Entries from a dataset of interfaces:
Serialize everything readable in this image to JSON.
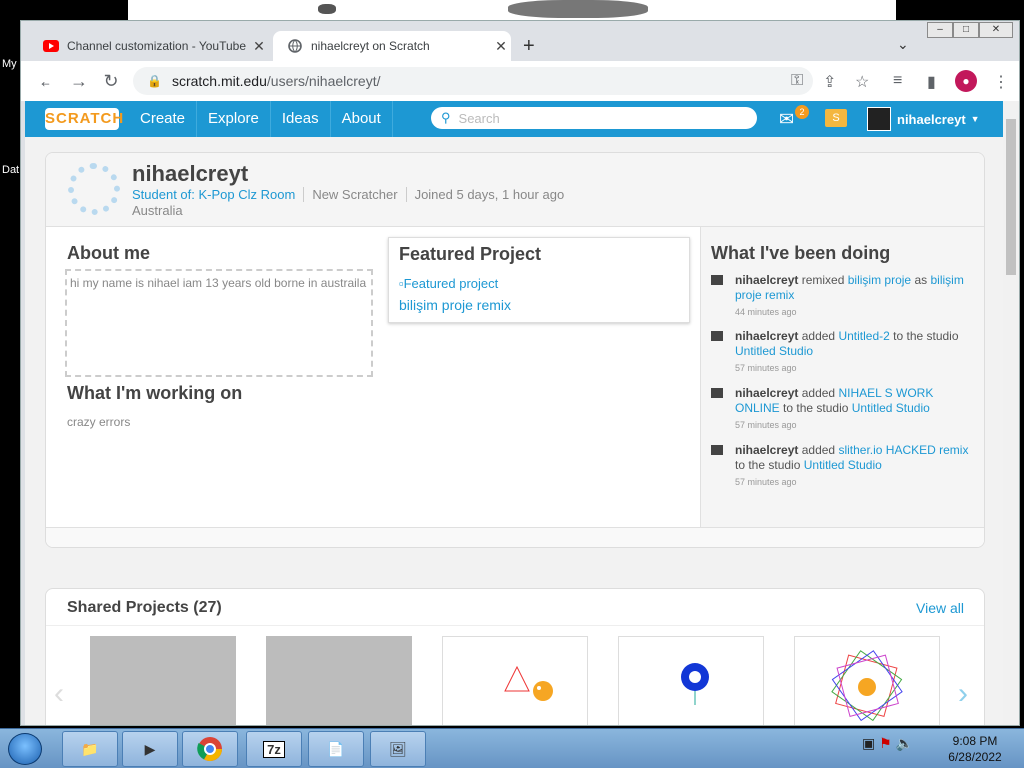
{
  "desktop": {
    "icons": [
      "My",
      "Dat"
    ]
  },
  "browser": {
    "tabs": [
      {
        "title": "Channel customization - YouTube",
        "active": false,
        "favicon": "youtube-icon"
      },
      {
        "title": "nihaelcreyt on Scratch",
        "active": true,
        "favicon": "globe-icon"
      }
    ],
    "url_host": "scratch.mit.edu",
    "url_path": "/users/nihaelcreyt/",
    "window_buttons": [
      "–",
      "□",
      "✕"
    ]
  },
  "scratch": {
    "logo": "SCRATCH",
    "nav": [
      "Create",
      "Explore",
      "Ideas",
      "About"
    ],
    "search_placeholder": "Search",
    "messages_count": "2",
    "username": "nihaelcreyt",
    "profile": {
      "name": "nihaelcreyt",
      "student_of_label": "Student of: K-Pop Clz Room",
      "status": "New Scratcher",
      "joined": "Joined 5 days, 1 hour ago",
      "country": "Australia"
    },
    "about_me_title": "About me",
    "about_me_text": "hi my name is nihael iam 13 years old borne in austraila",
    "working_on_title": "What I'm working on",
    "working_on_text": "crazy errors",
    "featured_title": "Featured Project",
    "featured_img_alt": "Featured project",
    "featured_link": "bilişim proje remix",
    "activity_title": "What I've been doing",
    "activity": [
      {
        "user": "nihaelcreyt",
        "verb": "remixed",
        "item": "bilişim proje",
        "mid": "as",
        "target": "bilişim proje remix",
        "time": "44 minutes ago"
      },
      {
        "user": "nihaelcreyt",
        "verb": "added",
        "item": "Untitled-2",
        "mid": "to the studio",
        "target": "Untitled Studio",
        "time": "57 minutes ago"
      },
      {
        "user": "nihaelcreyt",
        "verb": "added",
        "item": "NIHAEL S WORK ONLINE",
        "mid": "to the studio",
        "target": "Untitled Studio",
        "time": "57 minutes ago"
      },
      {
        "user": "nihaelcreyt",
        "verb": "added",
        "item": "slither.io HACKED remix",
        "mid": "to the studio",
        "target": "Untitled Studio",
        "time": "57 minutes ago"
      }
    ],
    "shared_title": "Shared Projects (27)",
    "view_all": "View all"
  },
  "taskbar": {
    "time": "9:08 PM",
    "date": "6/28/2022"
  }
}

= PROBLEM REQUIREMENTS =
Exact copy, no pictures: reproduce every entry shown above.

= OUTPUT FOR THIS EXERCISE =
Serialize everything readable in this image to JSON.
{
  "desktop": {
    "icons": [
      "My",
      "Dat"
    ]
  },
  "browser": {
    "tabs": [
      {
        "title": "Channel customization - YouTube",
        "active": false,
        "favicon": "youtube-icon"
      },
      {
        "title": "nihaelcreyt on Scratch",
        "active": true,
        "favicon": "globe-icon"
      }
    ],
    "url_host": "scratch.mit.edu",
    "url_path": "/users/nihaelcreyt/",
    "window_buttons": [
      "–",
      "□",
      "✕"
    ]
  },
  "scratch": {
    "logo": "SCRATCH",
    "nav": [
      "Create",
      "Explore",
      "Ideas",
      "About"
    ],
    "search_placeholder": "Search",
    "messages_count": "2",
    "username": "nihaelcreyt",
    "profile": {
      "name": "nihaelcreyt",
      "student_of_label": "Student of: K-Pop Clz Room",
      "status": "New Scratcher",
      "joined": "Joined 5 days, 1 hour ago",
      "country": "Australia"
    },
    "about_me_title": "About me",
    "about_me_text": "hi my name is nihael iam 13 years old borne in austraila",
    "working_on_title": "What I'm working on",
    "working_on_text": "crazy errors",
    "featured_title": "Featured Project",
    "featured_img_alt": "Featured project",
    "featured_link": "bilişim proje remix",
    "activity_title": "What I've been doing",
    "activity": [
      {
        "user": "nihaelcreyt",
        "verb": "remixed",
        "item": "bilişim proje",
        "mid": "as",
        "target": "bilişim proje remix",
        "time": "44 minutes ago"
      },
      {
        "user": "nihaelcreyt",
        "verb": "added",
        "item": "Untitled-2",
        "mid": "to the studio",
        "target": "Untitled Studio",
        "time": "57 minutes ago"
      },
      {
        "user": "nihaelcreyt",
        "verb": "added",
        "item": "NIHAEL S WORK ONLINE",
        "mid": "to the studio",
        "target": "Untitled Studio",
        "time": "57 minutes ago"
      },
      {
        "user": "nihaelcreyt",
        "verb": "added",
        "item": "slither.io HACKED remix",
        "mid": "to the studio",
        "target": "Untitled Studio",
        "time": "57 minutes ago"
      }
    ],
    "shared_title": "Shared Projects (27)",
    "view_all": "View all"
  },
  "taskbar": {
    "time": "9:08 PM",
    "date": "6/28/2022"
  }
}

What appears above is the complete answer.